From the listing below, extract each entry exactly as written, minus the images.
(Records shown)
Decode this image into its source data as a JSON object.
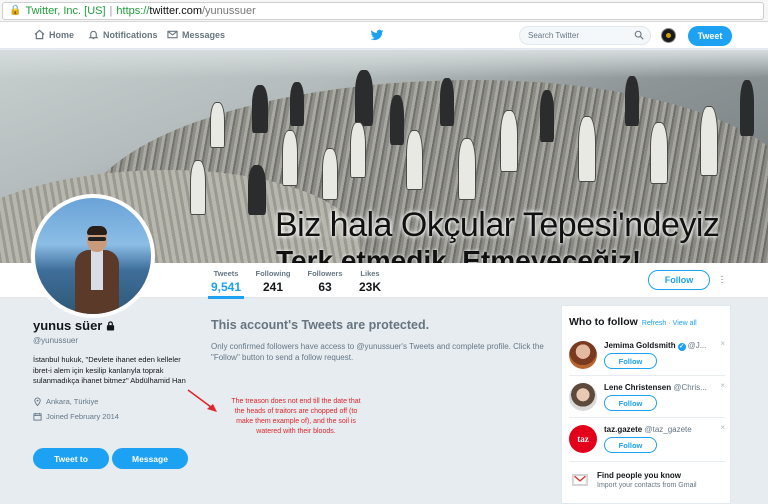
{
  "browser": {
    "org": "Twitter, Inc. [US]",
    "scheme": "https://",
    "host": "twitter.com",
    "path": "/yunussuer"
  },
  "nav": {
    "home": "Home",
    "notifications": "Notifications",
    "messages": "Messages",
    "search_placeholder": "Search Twitter",
    "tweet_button": "Tweet"
  },
  "banner": {
    "line1": "Biz hala Okçular Tepesi'ndeyiz",
    "line2": "Terk etmedik. Etmeyeceğiz!"
  },
  "stats": [
    {
      "label": "Tweets",
      "value": "9,541"
    },
    {
      "label": "Following",
      "value": "241"
    },
    {
      "label": "Followers",
      "value": "63"
    },
    {
      "label": "Likes",
      "value": "23K"
    }
  ],
  "follow_button": "Follow",
  "profile": {
    "name": "yunus süer",
    "handle": "@yunussuer",
    "bio": "İstanbul hukuk, \"Devlete ihanet eden kelleler ibret-i alem için kesilip kanlarıyla toprak sulanmadıkça ihanet bitmez\" Abdülhamid Han",
    "location": "Ankara, Türkiye",
    "joined": "Joined February 2014",
    "tweet_to": "Tweet to",
    "message": "Message"
  },
  "protected": {
    "title": "This account's Tweets are protected.",
    "body": "Only confirmed followers have access to @yunussuer's Tweets and complete profile. Click the \"Follow\" button to send a follow request."
  },
  "annotation": "The treason does not end till the date that the heads of traitors are chopped off (to make them example of), and the soil is watered with their bloods.",
  "who_to_follow": {
    "title": "Who to follow",
    "refresh": "Refresh",
    "separator": "·",
    "view_all": "View all",
    "suggestions": [
      {
        "name": "Jemima Goldsmith",
        "handle": "@J...",
        "verified": true,
        "button": "Follow"
      },
      {
        "name": "Lene Christensen",
        "handle": "@Chris...",
        "verified": false,
        "button": "Follow"
      },
      {
        "name": "taz.gazete",
        "handle": "@taz_gazete",
        "verified": false,
        "button": "Follow"
      }
    ],
    "find_title": "Find people you know",
    "find_sub": "Import your contacts from Gmail",
    "dismiss": "×",
    "avatar_text": "taz"
  },
  "colors": {
    "accent": "#1da1f2",
    "annotation": "#e0262b",
    "background": "#e6ecf0"
  }
}
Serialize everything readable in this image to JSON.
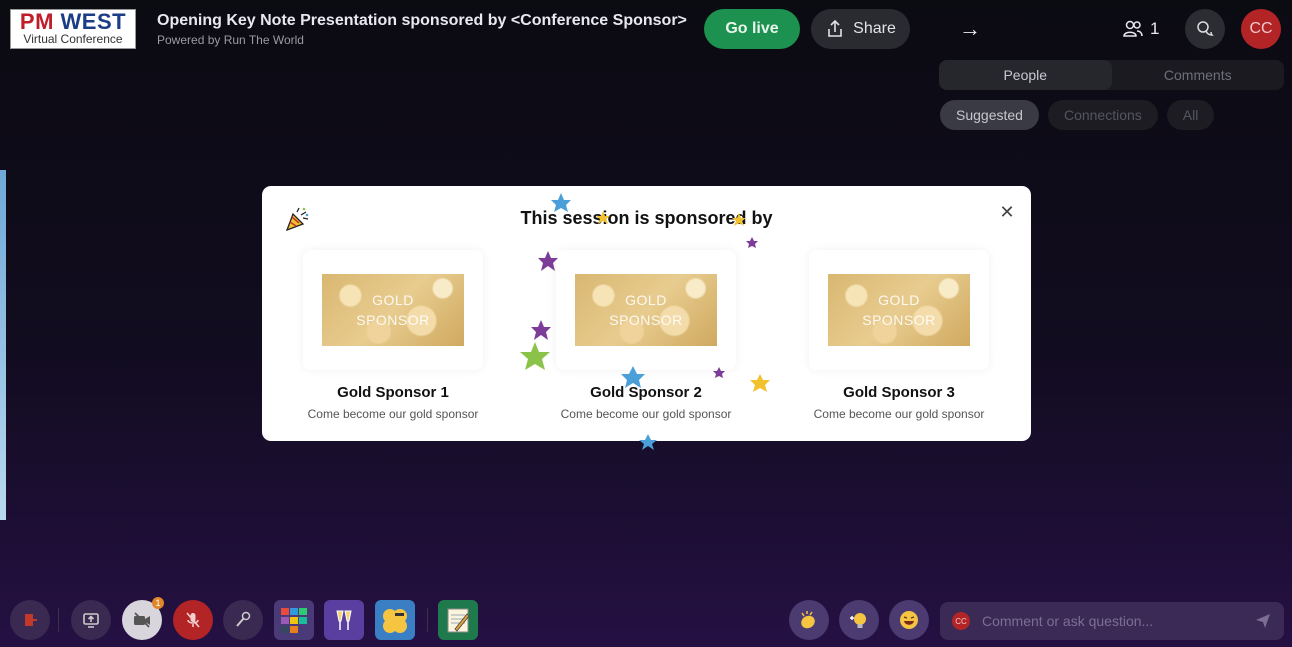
{
  "header": {
    "logo_top_pm": "PM",
    "logo_top_west": "WEST",
    "logo_bottom": "Virtual Conference",
    "title": "Opening Key Note Presentation sponsored by <Conference Sponsor>",
    "powered_by": "Powered by Run The World",
    "go_live_label": "Go live",
    "share_label": "Share",
    "attendee_count": "1",
    "avatar_initials": "CC"
  },
  "panel": {
    "tabs": [
      "People",
      "Comments"
    ],
    "active_tab": "People",
    "filters": [
      "Suggested",
      "Connections",
      "All"
    ],
    "active_filter": "Suggested"
  },
  "modal": {
    "title": "This session is sponsored by",
    "sponsors": [
      {
        "image_text_1": "GOLD",
        "image_text_2": "SPONSOR",
        "name": "Gold Sponsor 1",
        "description": "Come become our gold sponsor"
      },
      {
        "image_text_1": "GOLD",
        "image_text_2": "SPONSOR",
        "name": "Gold Sponsor 2",
        "description": "Come become our gold sponsor"
      },
      {
        "image_text_1": "GOLD",
        "image_text_2": "SPONSOR",
        "name": "Gold Sponsor 3",
        "description": "Come become our gold sponsor"
      }
    ]
  },
  "bottom": {
    "video_badge": "1",
    "comment_avatar": "CC",
    "comment_placeholder": "Comment or ask question..."
  },
  "colors": {
    "go_live": "#1d9150",
    "avatar": "#b32427",
    "background_bottom": "#251043",
    "confetti": [
      "#7d3c98",
      "#4a9fd8",
      "#f2c12e",
      "#8bc34a"
    ]
  },
  "icons": [
    "party-popper-icon",
    "close-icon",
    "share-icon",
    "arrow-right-icon",
    "people-icon",
    "chat-icon",
    "leave-icon",
    "screen-share-icon",
    "video-off-icon",
    "mic-off-icon",
    "microphone-icon",
    "apps-icon",
    "cheers-icon",
    "emoji-icon",
    "notepad-icon",
    "clap-icon",
    "idea-icon",
    "laugh-icon",
    "send-icon"
  ]
}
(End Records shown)
* _Answer to this exercise_:
Decode this image into its source data as a JSON object.
{
  "browser": {
    "org": "Twitter, Inc. [US]",
    "scheme": "https://",
    "host": "twitter.com",
    "path": "/yunussuer"
  },
  "nav": {
    "home": "Home",
    "notifications": "Notifications",
    "messages": "Messages",
    "search_placeholder": "Search Twitter",
    "tweet_button": "Tweet"
  },
  "banner": {
    "line1": "Biz hala Okçular Tepesi'ndeyiz",
    "line2": "Terk etmedik. Etmeyeceğiz!"
  },
  "stats": [
    {
      "label": "Tweets",
      "value": "9,541"
    },
    {
      "label": "Following",
      "value": "241"
    },
    {
      "label": "Followers",
      "value": "63"
    },
    {
      "label": "Likes",
      "value": "23K"
    }
  ],
  "follow_button": "Follow",
  "profile": {
    "name": "yunus süer",
    "handle": "@yunussuer",
    "bio": "İstanbul hukuk, \"Devlete ihanet eden kelleler ibret-i alem için kesilip kanlarıyla toprak sulanmadıkça ihanet bitmez\" Abdülhamid Han",
    "location": "Ankara, Türkiye",
    "joined": "Joined February 2014",
    "tweet_to": "Tweet to",
    "message": "Message"
  },
  "protected": {
    "title": "This account's Tweets are protected.",
    "body": "Only confirmed followers have access to @yunussuer's Tweets and complete profile. Click the \"Follow\" button to send a follow request."
  },
  "annotation": "The treason does not end till the date that the heads of traitors are chopped off (to make them example of), and the soil is watered with their bloods.",
  "who_to_follow": {
    "title": "Who to follow",
    "refresh": "Refresh",
    "separator": "·",
    "view_all": "View all",
    "suggestions": [
      {
        "name": "Jemima Goldsmith",
        "handle": "@J...",
        "verified": true,
        "button": "Follow"
      },
      {
        "name": "Lene Christensen",
        "handle": "@Chris...",
        "verified": false,
        "button": "Follow"
      },
      {
        "name": "taz.gazete",
        "handle": "@taz_gazete",
        "verified": false,
        "button": "Follow"
      }
    ],
    "find_title": "Find people you know",
    "find_sub": "Import your contacts from Gmail",
    "dismiss": "×",
    "avatar_text": "taz"
  },
  "colors": {
    "accent": "#1da1f2",
    "annotation": "#e0262b",
    "background": "#e6ecf0"
  }
}
Serialize everything readable in this image to JSON.
{
  "header": {
    "logo_top_pm": "PM",
    "logo_top_west": "WEST",
    "logo_bottom": "Virtual Conference",
    "title": "Opening Key Note Presentation sponsored by <Conference Sponsor>",
    "powered_by": "Powered by Run The World",
    "go_live_label": "Go live",
    "share_label": "Share",
    "attendee_count": "1",
    "avatar_initials": "CC"
  },
  "panel": {
    "tabs": [
      "People",
      "Comments"
    ],
    "active_tab": "People",
    "filters": [
      "Suggested",
      "Connections",
      "All"
    ],
    "active_filter": "Suggested"
  },
  "modal": {
    "title": "This session is sponsored by",
    "sponsors": [
      {
        "image_text_1": "GOLD",
        "image_text_2": "SPONSOR",
        "name": "Gold Sponsor 1",
        "description": "Come become our gold sponsor"
      },
      {
        "image_text_1": "GOLD",
        "image_text_2": "SPONSOR",
        "name": "Gold Sponsor 2",
        "description": "Come become our gold sponsor"
      },
      {
        "image_text_1": "GOLD",
        "image_text_2": "SPONSOR",
        "name": "Gold Sponsor 3",
        "description": "Come become our gold sponsor"
      }
    ]
  },
  "bottom": {
    "video_badge": "1",
    "comment_avatar": "CC",
    "comment_placeholder": "Comment or ask question..."
  },
  "colors": {
    "go_live": "#1d9150",
    "avatar": "#b32427",
    "background_bottom": "#251043",
    "confetti": [
      "#7d3c98",
      "#4a9fd8",
      "#f2c12e",
      "#8bc34a"
    ]
  },
  "icons": [
    "party-popper-icon",
    "close-icon",
    "share-icon",
    "arrow-right-icon",
    "people-icon",
    "chat-icon",
    "leave-icon",
    "screen-share-icon",
    "video-off-icon",
    "mic-off-icon",
    "microphone-icon",
    "apps-icon",
    "cheers-icon",
    "emoji-icon",
    "notepad-icon",
    "clap-icon",
    "idea-icon",
    "laugh-icon",
    "send-icon"
  ]
}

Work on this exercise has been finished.